The ‘car’ is actually more a tricycle, with a single wheel at the front, but experts at the annual classic ‘Concours d’Elegance’ car fair that took place in Schwetzingen from 3rd to 5th September assessed the vehicle and determined that it is at least 130 years old, with all its original parts, and it is in fact a more sophisticated machine than the world’s first production automobile, the ‘Benz Patent Motor Car Number 1’ (1885).

Credit: Newsflash
The Benz Patent Motor Car Number 1 from 1885, widely regarded as the world’s first production automobile.

Rein has not ruled out that it could be the world’s oldest car, even older than the first Benz. He said: “Not excluded. Benz was already working with metal, building a frame out of steel tubes. Our model consists largely of a wooden body, spokes and the sprung seat.”

The vehicle does not have a number plate and is lacking a serial number too, with the experts of the opinion that it was probably built as “a prototype” but it is currently unclear who designed it and put it together.

They suspect it could be linked to Opel designer Friedrich Lutzmann in Dessau, a city located in the German state of Saxony-Anhalt, because its green colour and yellow lines are reminiscent of products designed by the famous German inventor.

To solve the mystery, the association is planning to display the unique vehicle at the ‘Hugo Junkers’ technology museum in Dessau as of 7th November with the hope that local experts will be able to shed some light on its history.


To find out more about the author, editor or agency that supplied this story – please click below.
Story By: Joseph GolderSub-EditorJoseph Golder, Agency: Newsflash

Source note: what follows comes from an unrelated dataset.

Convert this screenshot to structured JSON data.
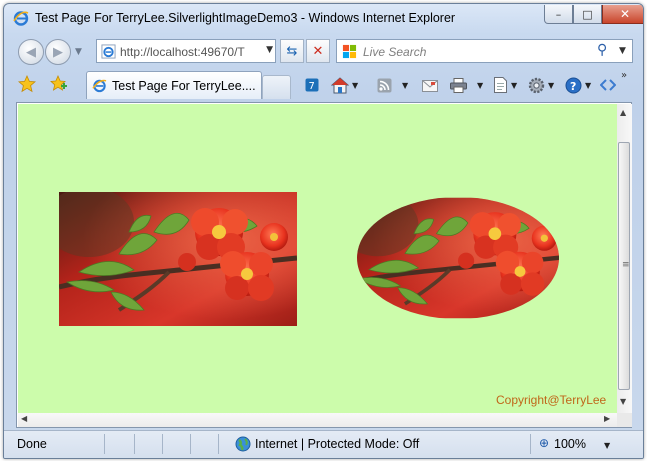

The Ananova page is created by and dedicated to professional, independent freelance journalists. It is a place for us to showcase our work. When our news is sold to our media partners, we will include the link here.

close

GET THE NEW STORIE ON TIME!!!!

We don’t spam! Read our privacy policy for more info.

Signup to our Newsletter